now fees the little follies and toyings of infants. The pomps, the honours, the policies, and arts of mortal men, will be thought as 'trifling as hobby-horfes, mock-battles, or any other sports that now employ all the cunning, and ftrength, and ambition of ration.l beings from four years old to nine or ten.
As we rife from childhood to youth, we look with contempt on the toys and trifles which our hearts have hitherto been fet upon. When we advance to manhood, we are held wife in proportion to our fhame and regret for the rafhnefs and extravagance of youth. Old age fills us with mortifying reflexions upon a life mifpent in the purfuit of anxious wealth or uncertain honour. Agreeable to this gradation of thought in this life, it may be reafonably supposed, that in a future itate, the wifdom, the experience, and the maxims of old age, will be looked upon by a separate spirit in much the fame light as an ancient man
If the notion of a gradual rife in beings from the meanest to the most high, be not a vain imagination, it is not improbable that an angel looks down upon a man, as a man doth upon 'a creature which approaches nearest to the rational nature. By the fame rule, if I may indulge my fancy in this particular, a fuperior brute looks with a kind of pride on one of an <inferior fpecies. If they could reflect, we might imagine from the geftures of fome of them that they think themfelves the fovereigns of the world, and that all things were made for them. Such a thought would not be more abfurd in brute creatures, than one which men are apt to entertain, namely, that all the stars in the firmament were created only to please their eyes and amuse their imaginations. Mr. Dryden, in his fable of the Cock and the Fox, makes a fpeech for his hero the cock, which is a pretty inftance for this purpose.
"Then turning, faid to Partlet, fee, my dear,
What I would obferve from the whole is this, that we ought to value ourselves upon thofe things only which fuperior beings think valuable, fince that is the only way for us not to fink in our esteem hereafter.'
-Fallentis femita vitæ.
HOR. Ep. 18.1. 1. v. 103.
-A fafe private quiet, which betrays
• Mr. Spectator,
a former fpeculation you have obferved, that true greatnefs doth not confift in that pomp and noife wherein the generality of mankind are apt to place it. You have there taken notice, that virtue in obfcurity often appears ⚫ more illuftrious in the eye of fuperior beings, than all that paffes for grandeur and magnifi'cence among men.

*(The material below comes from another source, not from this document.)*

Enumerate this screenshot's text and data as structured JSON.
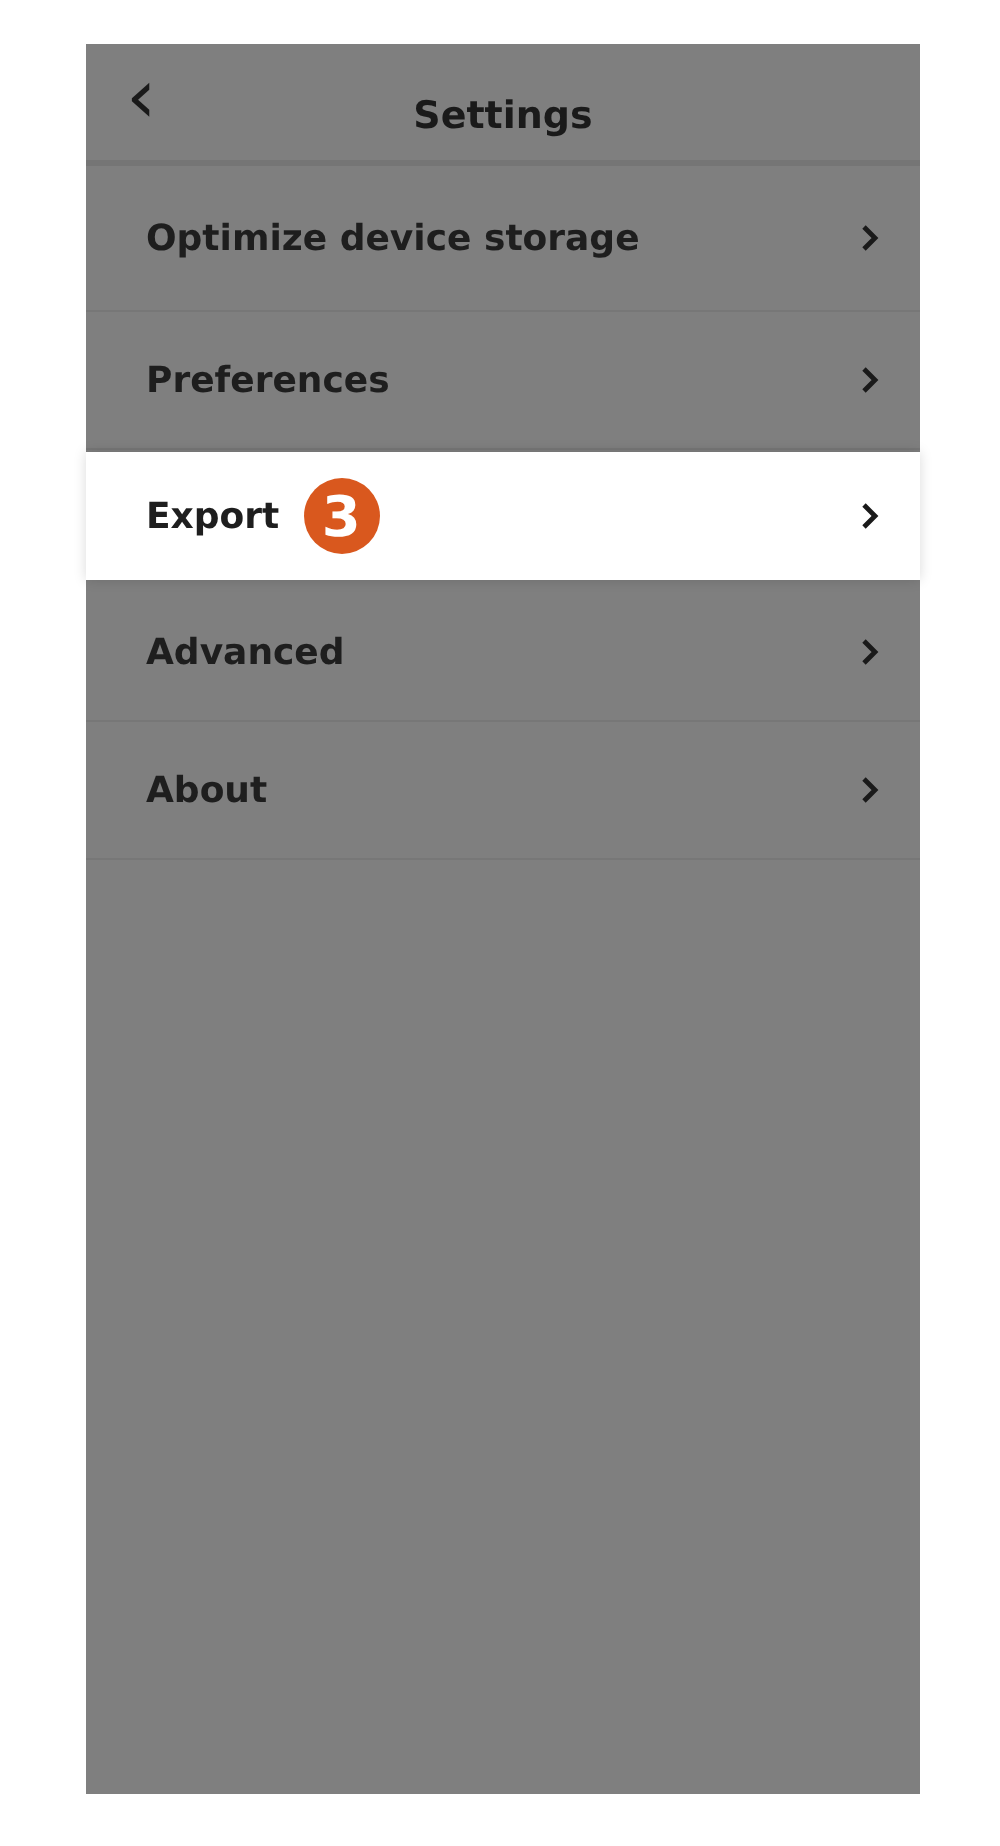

When we look back upon the hiftory of thofe who have born the parts of kings, ftatesmen, or commanders, they appear to us ftripped of thofe out-fide ornaments that dazzled their contemporaries; and we regard their perfons
as great or little, in proportion to the eminence